Great pickled, or for livestock feed, large yields, up to 20 lbs each
Huge, up to 20 lbs. each, large yields per acre. Highly used for livestock feed in the 1800's. Or picked small for table use. Fodder beets have been around since the 1400s if not earlier. These beets were prized as nutritious animal feed that were easy to store. Fodder beets are hardy, adaptable and palatable. Ideal for planting in late summer for use as a winter and spring crop. Red Mammoth Mangel Beets produce an incredible mass of edible beet leaves and a large root up to 20 lbs. or more in size! Prefer deeply tilled free draining sandy soil to achieve full size. Simply allow your animals to graze on the tops, cut the tops for feeding or harvest the root.Amaranthaceae Beta vulgaris
Mammoth Red Mangel
These Long Beets store well are easier to slice. They are a fast growing crop under good growing conditions. Fodder beets are significantly larger than other beet varieties.
Long Beets don't need to be sown at deeper depth, but they will need good deep soil compared to Round Red or Specialty varieties. If a hard bedrock is close to your topsoil consider a shorter type of beet.
- Ease of Growing
- Grown as
- Days to Maturity
- 90-100 (Spring/Summer), 90-120 (Fall/Winter)
- Growing Habit
Beets can be frost tolerant and are a good winter crop for milder areas. Beets are hardy, and can be grown year-round under the proper circumstances.
- Spring Transplant, Spring, Fall
- Growing Season
- Short, Long
- Cultivar Type
- Growing Conditions
- Cold, Cool
Beets are quite fast growing, taking 50 to 80 days to maturity. They like cool weather and grow best with warm days (60 to 70 F) and cool nights. In most of the United States this means growing them as a spring or fall crop. They grow well enough in warm weather, but the high temperatures can cause the roots to be tough, unevenly colored (zoned), somewhat bitter (or lacking sweetness) and generally of lesser quality.
- Outdoor Growing Temp
- 50°F - 80°F
- Min Outdoor Soil Temp
Beets can germinate in cold (40 degree) soil, but they are very slow. They germinate best at 70 degrees.
- Start Indoors
- Start Outdoors
- Sun: min. 6 hours daily (Cool)
The plants need full sun for best growth, especially when they are growing as a fall or winter crop.
Consistent watering is essential for good root production. Beets grown without sufficient water may have tough, woody roots and show concentric whitish zoning. They may also bolt prematurely. Too much water may result in bushy, luxuriant tops and small roots. Irregular watering may cause splitting.
Beets aren't very hungry plants, though they do like phosphorus and potassium.
- Tolerates light frost, Needs summer shade
- Small Gardens?

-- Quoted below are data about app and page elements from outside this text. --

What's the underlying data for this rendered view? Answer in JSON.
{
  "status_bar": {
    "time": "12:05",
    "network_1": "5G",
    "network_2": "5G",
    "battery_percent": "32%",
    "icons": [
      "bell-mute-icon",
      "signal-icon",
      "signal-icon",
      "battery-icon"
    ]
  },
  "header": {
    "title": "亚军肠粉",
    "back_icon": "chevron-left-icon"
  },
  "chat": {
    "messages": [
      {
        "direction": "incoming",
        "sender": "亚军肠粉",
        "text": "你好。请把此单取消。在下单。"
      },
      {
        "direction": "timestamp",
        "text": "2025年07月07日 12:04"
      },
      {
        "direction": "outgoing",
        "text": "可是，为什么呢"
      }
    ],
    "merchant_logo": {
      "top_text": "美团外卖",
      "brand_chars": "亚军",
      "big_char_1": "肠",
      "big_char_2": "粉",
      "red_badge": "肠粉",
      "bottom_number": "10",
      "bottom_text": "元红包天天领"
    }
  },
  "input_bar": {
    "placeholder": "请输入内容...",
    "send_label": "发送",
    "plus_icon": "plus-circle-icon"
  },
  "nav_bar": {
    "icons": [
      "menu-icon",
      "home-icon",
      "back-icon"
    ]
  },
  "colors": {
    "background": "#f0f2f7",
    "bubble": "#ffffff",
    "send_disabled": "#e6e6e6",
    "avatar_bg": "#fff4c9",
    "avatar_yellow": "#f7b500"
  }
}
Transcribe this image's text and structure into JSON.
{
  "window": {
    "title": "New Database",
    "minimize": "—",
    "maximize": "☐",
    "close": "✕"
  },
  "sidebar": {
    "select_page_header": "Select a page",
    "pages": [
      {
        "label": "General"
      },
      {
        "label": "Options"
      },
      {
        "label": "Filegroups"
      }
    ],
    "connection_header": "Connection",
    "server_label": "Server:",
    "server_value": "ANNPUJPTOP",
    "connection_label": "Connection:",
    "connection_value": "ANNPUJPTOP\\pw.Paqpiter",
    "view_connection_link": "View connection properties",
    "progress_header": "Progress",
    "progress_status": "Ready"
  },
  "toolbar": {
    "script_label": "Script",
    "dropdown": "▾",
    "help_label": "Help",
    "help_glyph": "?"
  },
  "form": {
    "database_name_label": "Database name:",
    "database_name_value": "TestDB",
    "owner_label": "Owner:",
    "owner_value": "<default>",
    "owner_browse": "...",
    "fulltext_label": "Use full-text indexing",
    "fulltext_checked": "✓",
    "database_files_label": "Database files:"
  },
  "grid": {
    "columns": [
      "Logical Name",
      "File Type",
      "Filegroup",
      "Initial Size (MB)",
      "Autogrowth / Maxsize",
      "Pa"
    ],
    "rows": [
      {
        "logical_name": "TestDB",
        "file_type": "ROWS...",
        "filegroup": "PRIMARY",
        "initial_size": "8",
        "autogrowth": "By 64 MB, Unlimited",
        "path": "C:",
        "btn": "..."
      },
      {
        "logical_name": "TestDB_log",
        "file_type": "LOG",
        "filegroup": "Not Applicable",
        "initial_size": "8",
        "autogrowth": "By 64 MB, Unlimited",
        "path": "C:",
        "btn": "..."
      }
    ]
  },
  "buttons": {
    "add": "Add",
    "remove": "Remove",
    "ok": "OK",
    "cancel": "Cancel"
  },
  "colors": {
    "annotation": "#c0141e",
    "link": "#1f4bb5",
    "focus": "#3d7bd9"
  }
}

Beets can be grown in containers, though they aren't as productive as when grown in the ground. You will need a container that is a minimum of 12 inches deep and 8 inches in diameter. Fill the container with either soilless potting mix (compost, perlite and coco-fiber) or a mixture of compost and standard potting soil. Sow the seeds 1/2 inch deep and 1 inch apart (do not overcrowd, as this will stunt the root growth.) Water regularly, taking care not to over-saturate the soil. Keep the soil moist but not soaked. Lightly fertilize after about 2-3 weeks of growth. Beets are extremely hardy, and can be grown year-round under the proper circumstances.
- Attracts beneficial insects?
- Rich, dark-red
- Fruit Size
- Plant Height
- Plant Diameter
- Hardiness Zone
- Disease Resistance
- Taste Profile